This is where oral surgeons in Palo Alto come in handy as the cyst is removed surgically.

The surgical removal of a lateral periodontal cyst (LPC) involves the following steps:

  1. Anesthesia: The first step is to administer local anesthesia to numb the area around the cyst and the affected tooth. 
  2. Incision: Once the area is numb, your oral surgeon will make an incision in the gum tissue overlying the cyst. The size and shape of the incision will depend on the size and location of the cyst.
  3. Accessing the cyst: The surgeon will then use a small surgical instrument to carefully separate the surrounding gum tissue from the cyst to gain access. 
  4. Removal of the cyst: Your surgeon will use a surgical instrument to remove the entire LPC and any associated inflamed tissue. The cyst will be sent for histopathological examination to confirm the diagnosis and rule out any malignancy.
  5. Closure: Once the cyst has been removed, the surgeon will carefully clean the area and close the incision using sutures. Sometimes, a small drain may be placed to allow any excess fluid to drain from the surgical site.
  6. Post-operative care: You will be given instructions on how to care for the surgical site, including how to keep the area clean and avoid irritating the incision. Antibiotics and pain medication may also be prescribed as needed.

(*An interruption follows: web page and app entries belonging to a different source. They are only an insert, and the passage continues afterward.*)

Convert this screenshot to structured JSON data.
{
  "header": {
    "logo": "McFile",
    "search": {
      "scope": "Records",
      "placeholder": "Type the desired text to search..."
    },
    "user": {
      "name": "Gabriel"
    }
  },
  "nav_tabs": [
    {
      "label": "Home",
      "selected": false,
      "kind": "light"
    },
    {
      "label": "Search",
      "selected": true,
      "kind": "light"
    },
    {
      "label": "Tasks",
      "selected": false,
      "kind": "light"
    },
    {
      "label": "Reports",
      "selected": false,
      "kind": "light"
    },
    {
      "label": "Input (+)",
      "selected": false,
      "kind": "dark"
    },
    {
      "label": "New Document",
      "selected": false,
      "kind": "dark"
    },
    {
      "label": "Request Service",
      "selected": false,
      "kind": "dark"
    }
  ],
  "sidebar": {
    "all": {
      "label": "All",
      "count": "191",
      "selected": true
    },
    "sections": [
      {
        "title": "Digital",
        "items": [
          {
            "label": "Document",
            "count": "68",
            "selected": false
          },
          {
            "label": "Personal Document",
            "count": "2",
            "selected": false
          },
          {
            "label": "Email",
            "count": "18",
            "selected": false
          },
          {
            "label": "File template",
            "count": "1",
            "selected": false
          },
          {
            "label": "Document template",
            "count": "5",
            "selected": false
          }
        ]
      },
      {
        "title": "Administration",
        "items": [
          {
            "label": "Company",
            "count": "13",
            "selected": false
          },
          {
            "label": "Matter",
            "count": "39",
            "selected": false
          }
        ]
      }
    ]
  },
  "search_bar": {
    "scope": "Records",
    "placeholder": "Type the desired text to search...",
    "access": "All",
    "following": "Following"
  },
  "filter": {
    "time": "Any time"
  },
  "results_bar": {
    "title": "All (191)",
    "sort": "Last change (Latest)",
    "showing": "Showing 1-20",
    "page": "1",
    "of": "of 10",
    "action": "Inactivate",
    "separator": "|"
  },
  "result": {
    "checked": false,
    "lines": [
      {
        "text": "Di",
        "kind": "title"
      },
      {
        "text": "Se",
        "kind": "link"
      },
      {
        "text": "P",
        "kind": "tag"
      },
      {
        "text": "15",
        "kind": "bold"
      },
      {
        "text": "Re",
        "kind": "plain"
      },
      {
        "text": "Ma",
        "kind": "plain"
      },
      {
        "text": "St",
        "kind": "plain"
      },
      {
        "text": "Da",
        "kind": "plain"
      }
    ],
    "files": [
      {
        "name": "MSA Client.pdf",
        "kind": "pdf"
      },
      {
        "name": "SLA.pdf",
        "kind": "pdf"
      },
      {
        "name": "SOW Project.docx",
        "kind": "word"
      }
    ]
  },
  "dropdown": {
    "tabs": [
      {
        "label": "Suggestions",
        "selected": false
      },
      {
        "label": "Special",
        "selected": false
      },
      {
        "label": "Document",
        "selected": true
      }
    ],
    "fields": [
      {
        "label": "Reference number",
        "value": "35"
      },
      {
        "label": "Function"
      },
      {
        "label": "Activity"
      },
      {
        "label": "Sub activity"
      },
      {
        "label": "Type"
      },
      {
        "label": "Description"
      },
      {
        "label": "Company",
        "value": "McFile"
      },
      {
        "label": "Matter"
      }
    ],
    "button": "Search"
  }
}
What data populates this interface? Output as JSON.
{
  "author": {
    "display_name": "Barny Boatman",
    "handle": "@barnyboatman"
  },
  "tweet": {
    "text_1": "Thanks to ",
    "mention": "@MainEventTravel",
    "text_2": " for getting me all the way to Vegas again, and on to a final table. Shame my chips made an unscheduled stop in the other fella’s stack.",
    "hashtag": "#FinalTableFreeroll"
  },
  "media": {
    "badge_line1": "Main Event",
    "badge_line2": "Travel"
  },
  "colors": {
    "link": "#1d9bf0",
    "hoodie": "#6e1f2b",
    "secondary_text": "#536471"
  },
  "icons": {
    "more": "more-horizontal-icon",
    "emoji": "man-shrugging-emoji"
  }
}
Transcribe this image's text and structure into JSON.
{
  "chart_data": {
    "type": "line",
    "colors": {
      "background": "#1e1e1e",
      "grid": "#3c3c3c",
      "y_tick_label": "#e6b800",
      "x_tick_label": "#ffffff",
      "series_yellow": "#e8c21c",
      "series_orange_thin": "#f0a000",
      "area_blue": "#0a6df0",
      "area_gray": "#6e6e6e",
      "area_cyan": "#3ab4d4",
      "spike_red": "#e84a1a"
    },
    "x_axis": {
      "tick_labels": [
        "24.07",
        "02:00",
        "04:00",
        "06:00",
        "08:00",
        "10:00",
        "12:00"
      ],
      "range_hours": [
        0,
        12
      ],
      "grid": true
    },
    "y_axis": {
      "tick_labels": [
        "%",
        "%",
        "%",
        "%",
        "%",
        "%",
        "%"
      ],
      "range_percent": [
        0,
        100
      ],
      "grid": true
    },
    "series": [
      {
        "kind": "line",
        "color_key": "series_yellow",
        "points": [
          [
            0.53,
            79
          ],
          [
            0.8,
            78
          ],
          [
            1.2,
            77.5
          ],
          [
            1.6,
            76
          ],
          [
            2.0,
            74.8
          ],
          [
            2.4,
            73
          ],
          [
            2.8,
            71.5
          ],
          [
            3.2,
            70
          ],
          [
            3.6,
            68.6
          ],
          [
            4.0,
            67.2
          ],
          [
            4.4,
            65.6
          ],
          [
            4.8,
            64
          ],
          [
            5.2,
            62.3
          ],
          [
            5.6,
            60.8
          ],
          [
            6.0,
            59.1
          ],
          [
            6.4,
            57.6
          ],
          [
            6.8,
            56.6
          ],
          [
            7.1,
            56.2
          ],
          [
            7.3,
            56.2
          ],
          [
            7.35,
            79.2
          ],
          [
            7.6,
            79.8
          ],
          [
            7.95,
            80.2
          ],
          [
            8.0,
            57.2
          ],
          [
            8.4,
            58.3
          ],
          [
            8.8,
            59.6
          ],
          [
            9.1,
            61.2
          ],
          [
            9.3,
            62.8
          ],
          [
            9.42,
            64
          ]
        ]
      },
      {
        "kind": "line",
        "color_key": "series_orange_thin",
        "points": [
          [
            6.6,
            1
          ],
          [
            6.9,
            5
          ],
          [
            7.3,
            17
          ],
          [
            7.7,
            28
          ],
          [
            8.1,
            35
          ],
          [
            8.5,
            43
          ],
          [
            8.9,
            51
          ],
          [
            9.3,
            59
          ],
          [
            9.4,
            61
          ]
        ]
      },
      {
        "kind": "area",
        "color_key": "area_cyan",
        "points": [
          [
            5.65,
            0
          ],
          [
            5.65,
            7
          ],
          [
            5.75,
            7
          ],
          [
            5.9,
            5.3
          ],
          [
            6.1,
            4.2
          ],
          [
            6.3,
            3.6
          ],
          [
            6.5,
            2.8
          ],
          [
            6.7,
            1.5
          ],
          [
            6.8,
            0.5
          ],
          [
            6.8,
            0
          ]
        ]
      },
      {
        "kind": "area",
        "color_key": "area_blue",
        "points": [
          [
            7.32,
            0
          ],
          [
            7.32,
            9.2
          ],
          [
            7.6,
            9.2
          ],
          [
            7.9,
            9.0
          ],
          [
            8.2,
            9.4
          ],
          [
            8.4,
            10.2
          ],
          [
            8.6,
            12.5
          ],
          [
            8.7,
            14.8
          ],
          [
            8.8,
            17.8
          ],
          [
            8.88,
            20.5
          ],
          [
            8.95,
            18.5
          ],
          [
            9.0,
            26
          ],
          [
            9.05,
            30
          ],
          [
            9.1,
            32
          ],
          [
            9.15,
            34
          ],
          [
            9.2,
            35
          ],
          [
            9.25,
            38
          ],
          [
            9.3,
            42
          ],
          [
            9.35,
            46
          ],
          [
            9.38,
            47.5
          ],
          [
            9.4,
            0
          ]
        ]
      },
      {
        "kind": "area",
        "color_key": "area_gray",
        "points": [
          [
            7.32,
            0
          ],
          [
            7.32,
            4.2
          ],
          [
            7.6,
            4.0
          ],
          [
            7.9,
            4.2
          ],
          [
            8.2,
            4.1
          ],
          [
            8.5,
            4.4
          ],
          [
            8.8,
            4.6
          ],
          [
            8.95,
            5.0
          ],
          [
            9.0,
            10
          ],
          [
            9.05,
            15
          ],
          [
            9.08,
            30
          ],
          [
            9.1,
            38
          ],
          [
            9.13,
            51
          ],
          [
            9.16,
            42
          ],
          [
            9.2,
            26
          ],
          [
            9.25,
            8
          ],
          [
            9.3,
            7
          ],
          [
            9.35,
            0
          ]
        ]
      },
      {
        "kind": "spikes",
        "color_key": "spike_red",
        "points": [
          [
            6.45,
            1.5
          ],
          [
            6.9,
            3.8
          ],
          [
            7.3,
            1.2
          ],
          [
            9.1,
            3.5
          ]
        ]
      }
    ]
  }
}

Follow-up: Lastly, you will be scheduled for follow-up appointments to monitor healing and ensure that the cyst does not recur. The follow-up frequency may vary depending on the individual case.

Prevention of LPC

Observing oral hygiene and seeing the best periodontists in Palo Alto at least bi-annually are significant steps in preventing LPC and other common dental diseases. Teeth that remain healthy rarely ever have cysts developing near or around them.